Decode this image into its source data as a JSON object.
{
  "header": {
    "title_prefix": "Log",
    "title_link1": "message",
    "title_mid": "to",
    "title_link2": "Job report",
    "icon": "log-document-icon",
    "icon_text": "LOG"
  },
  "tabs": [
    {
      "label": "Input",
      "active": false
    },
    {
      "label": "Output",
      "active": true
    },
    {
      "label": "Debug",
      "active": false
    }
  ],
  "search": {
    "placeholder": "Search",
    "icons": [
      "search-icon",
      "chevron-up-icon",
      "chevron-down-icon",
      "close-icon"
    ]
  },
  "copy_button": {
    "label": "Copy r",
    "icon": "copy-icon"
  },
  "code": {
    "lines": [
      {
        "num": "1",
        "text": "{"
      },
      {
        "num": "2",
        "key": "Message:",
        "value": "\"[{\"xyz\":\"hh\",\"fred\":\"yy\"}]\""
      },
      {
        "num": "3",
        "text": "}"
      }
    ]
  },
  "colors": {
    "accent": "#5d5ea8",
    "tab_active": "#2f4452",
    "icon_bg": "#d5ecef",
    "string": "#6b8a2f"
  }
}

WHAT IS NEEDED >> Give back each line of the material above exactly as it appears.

RESPONSE TO THIS EXERCISE >>
Decode this image into its source data as a JSON object.
{
  "header": {
    "title_prefix": "Log",
    "title_link1": "message",
    "title_mid": "to",
    "title_link2": "Job report",
    "icon": "log-document-icon",
    "icon_text": "LOG"
  },
  "tabs": [
    {
      "label": "Input",
      "active": false
    },
    {
      "label": "Output",
      "active": true
    },
    {
      "label": "Debug",
      "active": false
    }
  ],
  "search": {
    "placeholder": "Search",
    "icons": [
      "search-icon",
      "chevron-up-icon",
      "chevron-down-icon",
      "close-icon"
    ]
  },
  "copy_button": {
    "label": "Copy r",
    "icon": "copy-icon"
  },
  "code": {
    "lines": [
      {
        "num": "1",
        "text": "{"
      },
      {
        "num": "2",
        "key": "Message:",
        "value": "\"[{\"xyz\":\"hh\",\"fred\":\"yy\"}]\""
      },
      {
        "num": "3",
        "text": "}"
      }
    ]
  },
  "colors": {
    "accent": "#5d5ea8",
    "tab_active": "#2f4452",
    "icon_bg": "#d5ecef",
    "string": "#6b8a2f"
  }
}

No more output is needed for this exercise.